Star rating: 5 stars–outstanding/potential classic, 4 stars–very good, 3 stars–adequate, 2 stars–disappointing, 1 star–poor.
In contrast to their avant-garde clothing, with Flowerbomb, the Dutch fashion designers Viktor & Rolf opted for a fragrance with wide appeal. The most controversial aspect of Flowerbomb is its bottle designed as a grenade. Based on the commercial gourmand patchouli accord first introduced by Angel (1993), Flowerbomb (2005) is a mélange of creamy florals resting on a warm base of patchouli and vanilla. Created by Olivier Polge, Carlos Benaïm and Domitille Bertier, Flowerbomb is a smooth composition, polished to remove the hard edges of patchouli with its facets rounded by sweetness.

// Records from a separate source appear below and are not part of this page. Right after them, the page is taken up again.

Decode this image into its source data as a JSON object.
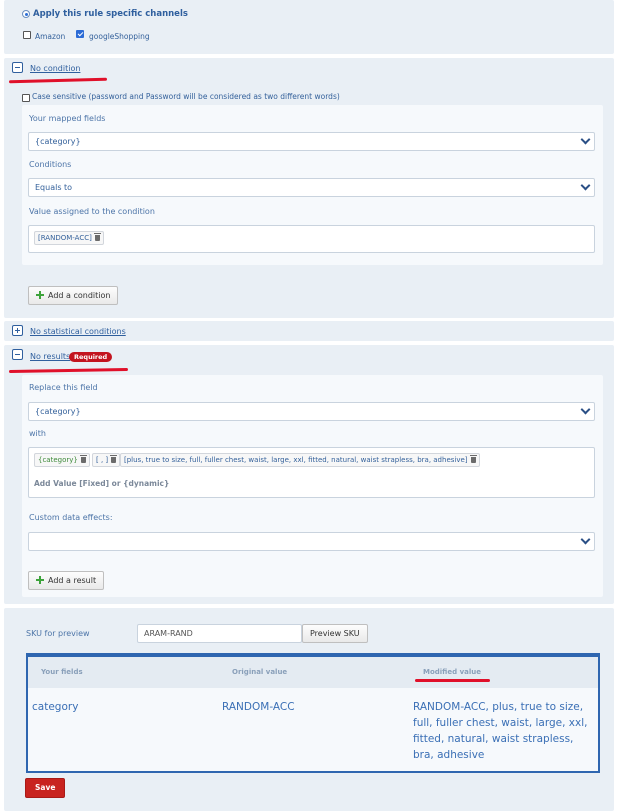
{
  "channels": {
    "apply_label": "Apply this rule specific channels",
    "options": [
      {
        "label": "Amazon",
        "checked": false
      },
      {
        "label": "googleShopping",
        "checked": true
      }
    ]
  },
  "condition": {
    "toggle_label": "No condition",
    "case_sensitive_label": "Case sensitive (password and Password will be considered as two different words)",
    "mapped_fields_label": "Your mapped fields",
    "mapped_field_value": "{category}",
    "conditions_label": "Conditions",
    "condition_value": "Equals to",
    "value_label": "Value assigned to the condition",
    "value_tag": "[RANDOM-ACC]",
    "add_button": "Add a condition"
  },
  "statistical": {
    "toggle_label": "No statistical conditions"
  },
  "results": {
    "toggle_label": "No results",
    "required_badge": "Required",
    "replace_label": "Replace this field",
    "replace_value": "{category}",
    "with_label": "with",
    "with_tags": [
      "{category}",
      "[ , ]",
      "[plus, true to size, full, fuller chest, waist, large, xxl, fitted, natural, waist strapless, bra, adhesive]"
    ],
    "add_value_placeholder": "Add Value [Fixed] or {dynamic}",
    "custom_effects_label": "Custom data effects:",
    "custom_effects_value": "",
    "add_button": "Add a result"
  },
  "preview": {
    "sku_label": "SKU for preview",
    "sku_value": "ARAM-RAND",
    "preview_button": "Preview SKU",
    "columns": [
      "Your fields",
      "Original value",
      "Modified value"
    ],
    "row": {
      "field": "category",
      "original": "RANDOM-ACC",
      "modified": "RANDOM-ACC, plus, true to size, full, fuller chest, waist, large, xxl, fitted, natural, waist strapless, bra, adhesive"
    }
  },
  "save_button": "Save",
  "colors": {
    "accent": "#2f66b0",
    "danger": "#c3141f",
    "underline": "#e0102a",
    "panel": "#e9eff5"
  }
}
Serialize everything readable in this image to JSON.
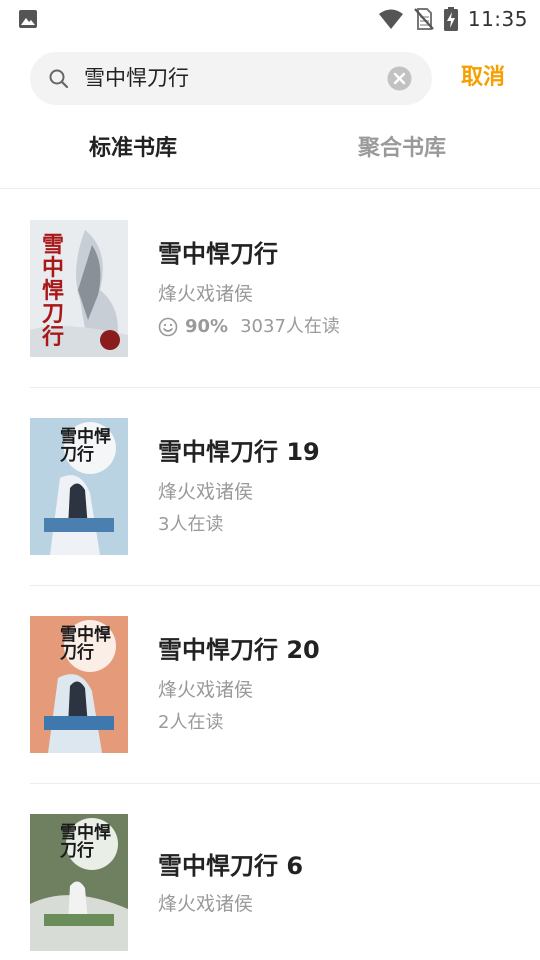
{
  "status_bar": {
    "time": "11:35",
    "icons": [
      "gallery-icon",
      "wifi-icon",
      "no-sim-icon",
      "battery-charging-icon"
    ]
  },
  "search": {
    "query": "雪中悍刀行",
    "cancel_label": "取消",
    "icons": [
      "search-icon",
      "clear-icon"
    ]
  },
  "tabs": [
    {
      "label": "标准书库",
      "active": true
    },
    {
      "label": "聚合书库",
      "active": false
    }
  ],
  "books": [
    {
      "title": "雪中悍刀行",
      "author": "烽火戏诸侯",
      "rating": "90%",
      "readers": "3037人在读",
      "cover_text": "雪中悍刀行",
      "cover_bg": "#e9ecef"
    },
    {
      "title": "雪中悍刀行 19",
      "author": "烽火戏诸侯",
      "readers": "3人在读",
      "cover_text": "雪中悍刀行",
      "cover_bg": "#b9d3e3"
    },
    {
      "title": "雪中悍刀行 20",
      "author": "烽火戏诸侯",
      "readers": "2人在读",
      "cover_text": "雪中悍刀行",
      "cover_bg": "#e59a7a"
    },
    {
      "title": "雪中悍刀行 6",
      "author": "烽火戏诸侯",
      "cover_text": "雪中悍刀行",
      "cover_bg": "#6f8060"
    }
  ],
  "colors": {
    "accent": "#f5a000",
    "muted_text": "#9a9a9a",
    "primary_text": "#222222"
  }
}
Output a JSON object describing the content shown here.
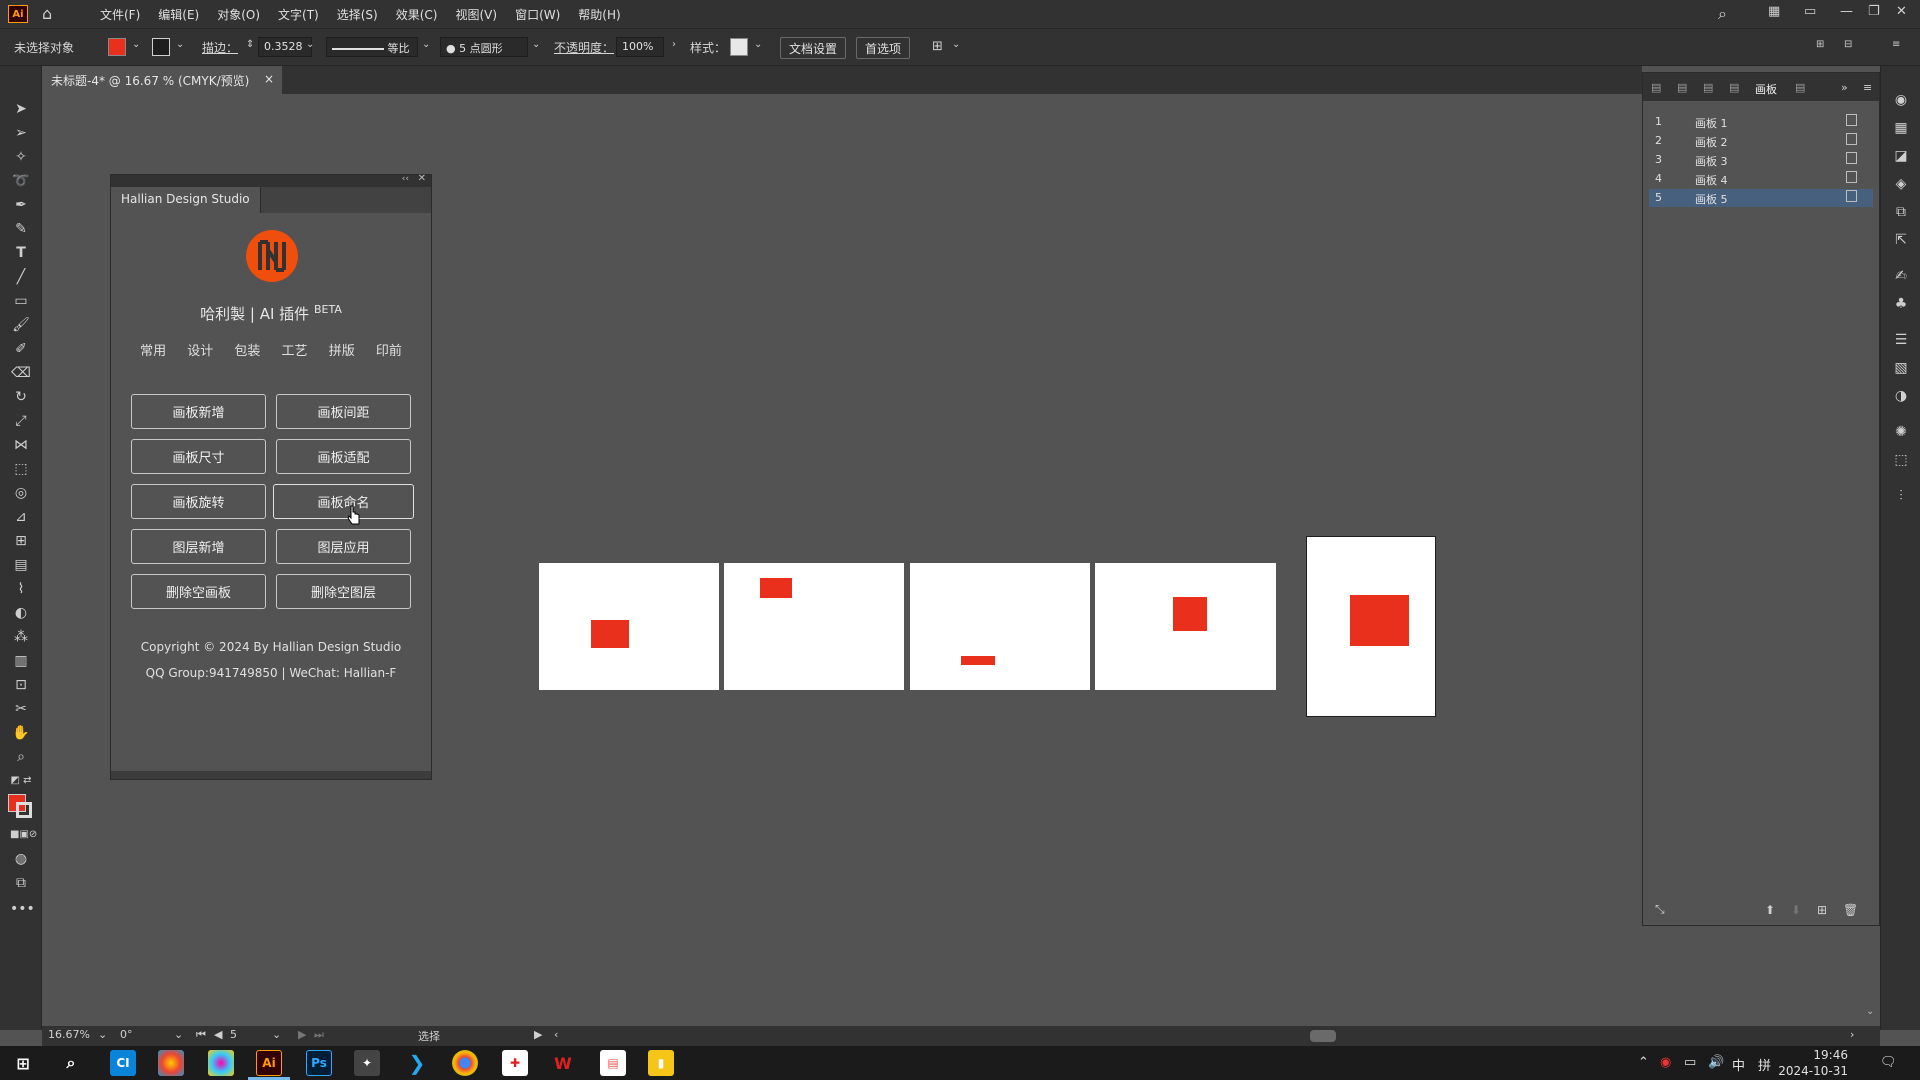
{
  "app": {
    "logo_text": "Ai",
    "menus": [
      "文件(F)",
      "编辑(E)",
      "对象(O)",
      "文字(T)",
      "选择(S)",
      "效果(C)",
      "视图(V)",
      "窗口(W)",
      "帮助(H)"
    ]
  },
  "control": {
    "selection": "未选择对象",
    "stroke_label": "描边：",
    "stroke_value": "0.3528",
    "profile_label": "等比",
    "brush_label": "5 点圆形",
    "opacity_label": "不透明度：",
    "opacity_value": "100%",
    "style_label": "样式：",
    "doc_setup": "文档设置",
    "preferences": "首选项",
    "fill_color": "#e8301c"
  },
  "document": {
    "tab_title": "未标题-4* @ 16.67 % (CMYK/预览)"
  },
  "plugin": {
    "panel_title": "Hallian Design Studio",
    "title": "哈利製 | AI 插件",
    "title_sup": "BETA",
    "categories": [
      "常用",
      "设计",
      "包装",
      "工艺",
      "拼版",
      "印前"
    ],
    "buttons": [
      "画板新增",
      "画板间距",
      "画板尺寸",
      "画板适配",
      "画板旋转",
      "画板命名",
      "图层新增",
      "图层应用",
      "删除空画板",
      "删除空图层"
    ],
    "copyright": "Copyright © 2024 By Hallian Design Studio",
    "contact": "QQ Group:941749850 | WeChat: Hallian-F",
    "brand_color": "#ef4e0c"
  },
  "artboards_panel": {
    "tab_label": "画板",
    "rows": [
      {
        "num": "1",
        "name": "画板 1"
      },
      {
        "num": "2",
        "name": "画板 2"
      },
      {
        "num": "3",
        "name": "画板 3"
      },
      {
        "num": "4",
        "name": "画板 4"
      },
      {
        "num": "5",
        "name": "画板 5"
      }
    ],
    "selected_index": 4
  },
  "status": {
    "zoom": "16.67%",
    "rotation": "0°",
    "artboard_num": "5",
    "tool": "选择"
  },
  "taskbar": {
    "tray_lang": "中",
    "tray_ime": "拼",
    "time": "19:46",
    "date": "2024-10-31"
  }
}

It does not explode as the name would lead one to expect; it flows like spilled honey.
The composition is constructed to allow the accords to undulate gently, revealing one delicate floral note after another. Sheer freesia is folded into the sweetness of jasmine, touched by the subtle anisic notes and layered with creamy vanilla. …
On the scent strip, the spicy green notes provide an interesting counterpoint to the creamy sweetness, however on the skin, they immediately vanish into the gourmand richness. The woody amber in the base enveloped by musk hides the soft streak of patchouli.
Out of all gourmand patchouli compositions that became popular in the last decade, Flowerbomb is likely to be the most wearable, as the earthy pungency of patchouli is reduced to a minimum. The loud patchouli of either Angel or Chanel Coco Mademoiselle, another fragrance in this genre, is not to be found in this composition. The warm fruity sweetness that fills the body of the composition makes Flowerbomb reminiscent of Lolita Lempicka (1997), although the tobacco and licorice facet that darkened Lolita Lempicka is entirely missing in Flowerbomb. In fact, everything about it is cashmere and pearls—poised, sweet and pretty.
This very quality might be disappointing to those wishing for an edgy fragrance like Angel, as Flowerbomb does not attempt to compete with it. Whether its tame aspect can be deemed to be a positive or negative feature might depend on the effect one is seeking. Above all, it would be a good option to consider for those who find Angel and other fragrances of similar genre to be too brash and loud. The soft sweetness of Flowerbomb does not require effort to wear and is not likely to elicit the same polarized reactions as Angel.
Flowerbomb Extrême, released as a limited edition for the holidays, is an even softer and creamier fragrance. Its sweetness is amplified by the rich warmth of the vanilla and fruity notes, recalling a red pudding of stewed berries and whipped cream. If the patchouli was subtly rendered in the original, in the Extrême version it is merely an accent. If I found the original to be too sweet for my tastes, the Extrême borders on cloying, however the fact that it stays closer to the skin makes this version wearable nevertheless.
Notes include bergamot, tea, bergamot, jasmine sambac, orange blossom, orchid, freesia, rose, amber, musk, and patchouli. The notes for Flowerbomb Extrême include osmanthus as well. Both fragrances can be found at Saks 5th Avenue.